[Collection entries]
■ ■ ■ ■

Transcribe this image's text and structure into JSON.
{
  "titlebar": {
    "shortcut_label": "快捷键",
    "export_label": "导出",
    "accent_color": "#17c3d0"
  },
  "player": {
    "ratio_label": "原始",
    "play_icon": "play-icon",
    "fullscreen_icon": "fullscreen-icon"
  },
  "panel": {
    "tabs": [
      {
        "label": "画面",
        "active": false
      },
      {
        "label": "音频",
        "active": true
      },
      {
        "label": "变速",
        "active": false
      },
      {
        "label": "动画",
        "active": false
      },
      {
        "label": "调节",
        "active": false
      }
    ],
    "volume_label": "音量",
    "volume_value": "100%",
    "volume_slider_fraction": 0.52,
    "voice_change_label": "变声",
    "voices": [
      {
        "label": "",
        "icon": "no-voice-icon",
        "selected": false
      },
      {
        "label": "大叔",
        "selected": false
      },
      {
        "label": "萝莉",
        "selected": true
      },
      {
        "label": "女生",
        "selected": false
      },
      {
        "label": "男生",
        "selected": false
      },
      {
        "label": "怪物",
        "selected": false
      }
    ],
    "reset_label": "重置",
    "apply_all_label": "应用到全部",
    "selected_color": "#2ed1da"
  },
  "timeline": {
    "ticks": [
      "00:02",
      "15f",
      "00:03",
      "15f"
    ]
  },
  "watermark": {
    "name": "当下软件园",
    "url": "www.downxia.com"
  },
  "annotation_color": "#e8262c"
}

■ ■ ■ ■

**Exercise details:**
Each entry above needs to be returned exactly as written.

**Result of this task:**
Transcribe this image's text and structure into JSON.
{
  "titlebar": {
    "shortcut_label": "快捷键",
    "export_label": "导出",
    "accent_color": "#17c3d0"
  },
  "player": {
    "ratio_label": "原始",
    "play_icon": "play-icon",
    "fullscreen_icon": "fullscreen-icon"
  },
  "panel": {
    "tabs": [
      {
        "label": "画面",
        "active": false
      },
      {
        "label": "音频",
        "active": true
      },
      {
        "label": "变速",
        "active": false
      },
      {
        "label": "动画",
        "active": false
      },
      {
        "label": "调节",
        "active": false
      }
    ],
    "volume_label": "音量",
    "volume_value": "100%",
    "volume_slider_fraction": 0.52,
    "voice_change_label": "变声",
    "voices": [
      {
        "label": "",
        "icon": "no-voice-icon",
        "selected": false
      },
      {
        "label": "大叔",
        "selected": false
      },
      {
        "label": "萝莉",
        "selected": true
      },
      {
        "label": "女生",
        "selected": false
      },
      {
        "label": "男生",
        "selected": false
      },
      {
        "label": "怪物",
        "selected": false
      }
    ],
    "reset_label": "重置",
    "apply_all_label": "应用到全部",
    "selected_color": "#2ed1da"
  },
  "timeline": {
    "ticks": [
      "00:02",
      "15f",
      "00:03",
      "15f"
    ]
  },
  "watermark": {
    "name": "当下软件园",
    "url": "www.downxia.com"
  },
  "annotation_color": "#e8262c"
}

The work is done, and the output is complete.